Eye position monitoring has been used for decades in Radiology in order to determine how
radiologists interpret medical images. Using these devices several discoveries about the
perception/decision making process have been made, such as the importance of comparisons of
perceived abnormalities with selected areas of the background, the likelihood that a true lesion will
attract visual attention early in the reading process, and the finding that most misses attract
prolonged visual dwell, often comparable to dwell in the location of reported lesions. However, eye
position tracking is a cumbersome process, which often requires the observer to wear a helmet gear
which contains the eye tracker per se and a magnetic head tracker, which allows for the computation

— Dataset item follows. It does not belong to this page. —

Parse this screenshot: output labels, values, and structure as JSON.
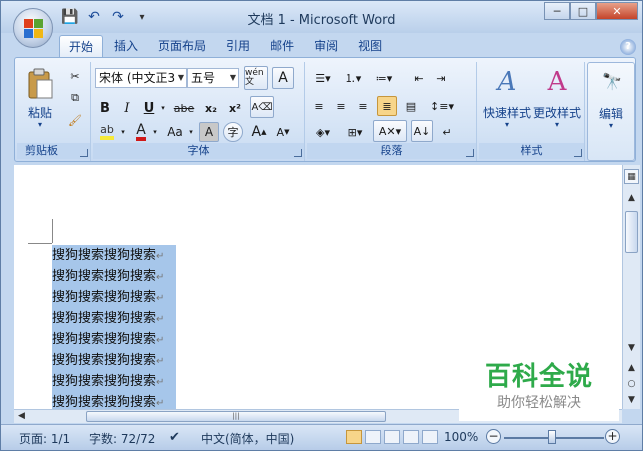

of head position. Observers tend to complain of fatigue after wearing the gear for a prolonged time.
Recently, with the advances made to remote eye-tracking, the use of head-mounted systems seemed
destined to become a thing of the past. In this study we evaluated a remote eye tracking system, and
compared it to a head-mounted system, as radiologists read a case set of one-view mammograms on
a high-resolution display. We compared visual search parameters between the two systems, such as
time to hit the location of the lesion for the first time, amount of dwell time in the location of the
lesion, total time analyzing the image, etc. We also evaluated the observers' impressions of both
systems, and what their perceptions were of the restrictions of each system.